Thanks to the Territorian 4WD community, a forgotten ‘cluster’ of gorges, swimming holes and springs within Litchfield’s hidden heart awaits the plucky top-end tourer.
You’ll find it via an 18km four-wheel-drive track network during the Dry, after Parks NT completes the upgrades this December. The recovered routes taking in the upper areas of the Reynolds River (East Branch) within Litchfield NP’s Central Valley.
HOW IT STARTED
Although remote, the land here was once well charted. Before annexed as Litchfield National Park in ’86, the 1500sqkm parcel comprised a closed uranium mine and three pastoral leases.
Parks NT had hoped to reinstate a 4WD track, but when its chopper-filmed footage unveiled more than expected, volunteers came aboard.
“They [Parks NT] found some most attractive waterholes, and sought the assistance of 4WD NT to find a way to get at them,” explained Mal Stewart, president of 4WD Northern Territory.
A MULTI-CLUB EFFORT
4WD Northern Territory is an umbrella organisation for 4WD clubs in the Territory. And, as the state-wide chair, it was Mal’s job to co-ordinate the clubs’ activities. Collaboratively, volunteers sniffed out the tracks, pouring over the footage, satellite imagery and pastoralist documentation before locking in hubs.
“It was certainly a very exciting time–they [the tracks] really were uncharted for the past 30, 40 or 50 years,” Mal explains.
THE NEW 4WD TRACKS IN THE LITCHFIELD CENTRAL VALLEY
The four-year exploration project yielded amazing results.

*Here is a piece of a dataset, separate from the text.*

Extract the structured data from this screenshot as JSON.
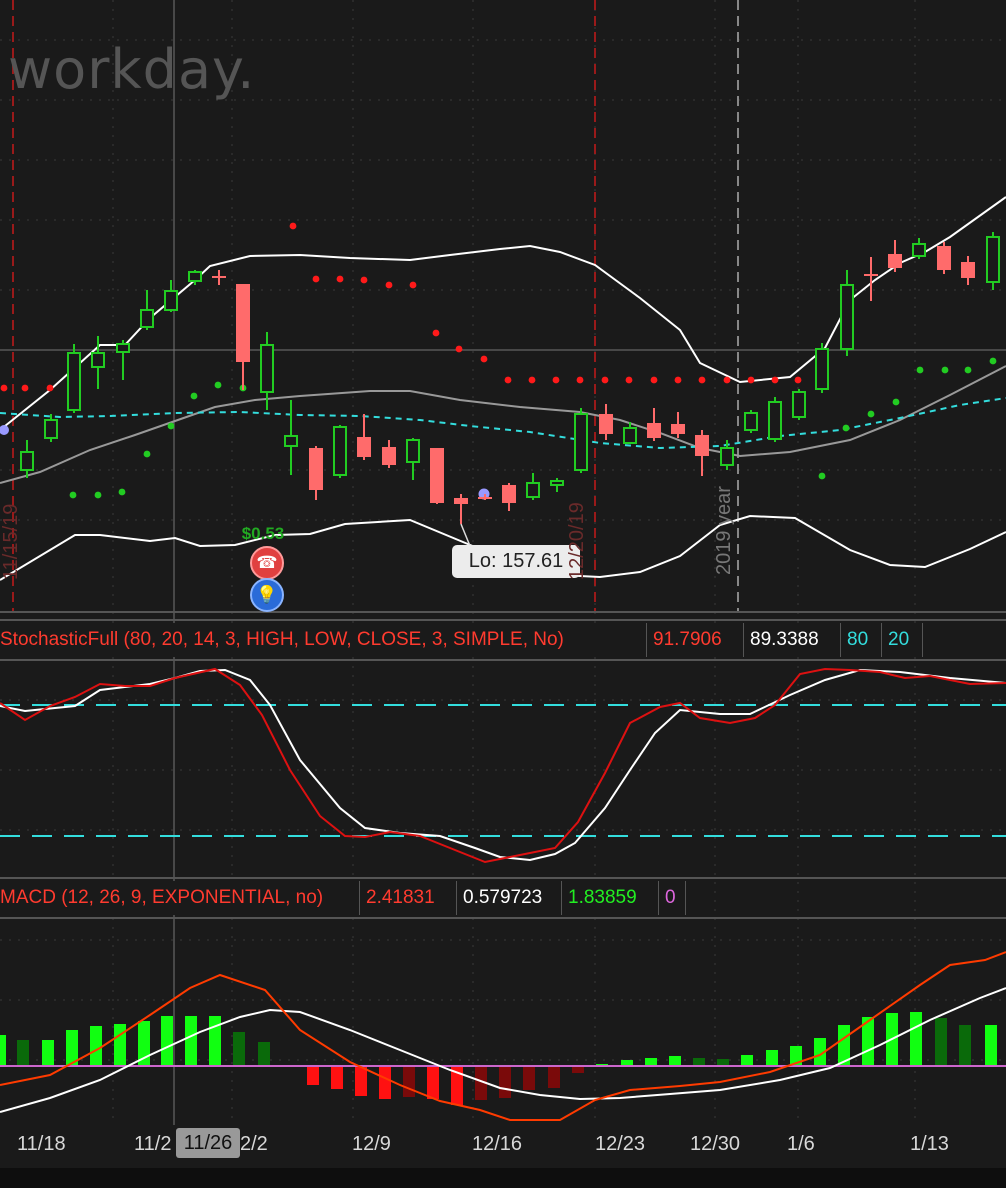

“There is one main track now to access the East Branch of the Reynolds River, and a few side tracks to a cluster of waterfalls, gorges and a very attractive spring,” said Mal.
Although subject to a lot of work, and perhaps a little gravel, the tracks will remain 4WD.
The access track to the high country leads to an escarpment, which presented a very challenging descent and accent to and from the valley below.
“Many vehicles both from the 4WD clubs and Parks NT have had to be winched up the slope,” said Mal. “Just this section of the track will be bitumised as it would otherwise become completely un-drivable.”
RECLAIMED BY NATURE
Surprisingly, the clubs found little evidence of the former pastoral activities during exploration with sections reclaimed by dense forest.
“Other places consisted of sandy soil a bit of grass,” said Mal.
In some cases, mature trees had taken root within the tracks.
“It was quite extensive. It took many trips. At times we had to re-chart the course, recheck the facts, but we did it.”
FINDING STEWART’S ‘CRYSTAL SPRINGS’
Although thought to be a watercourse, the pristine bubbling crystal spring uncovered amid dense forest surpassed everyone’s expectations.
“The spring just comes out of the ground on a flat area, and you can drive around the outside of it. And it’s just the right temperature, too. The perfect temperature for a spring,” said Mal.
And right now, they are the springs with no name.
“As far as I know, none of it is named,” laughed Mal.
“That’s up to Parks … [but] when we camped at the spring we named it Crystal Springs.”
ABOUT TURBOCHARGING TOURISM
The new 18km of 4WD tracks in Litchfield Central Valley form stage 1 of the NT Government’s $17.5 million Turbocharging Tourism package, with stage 2 to include campgrounds, mountain bike trails, car parking and picnic areas.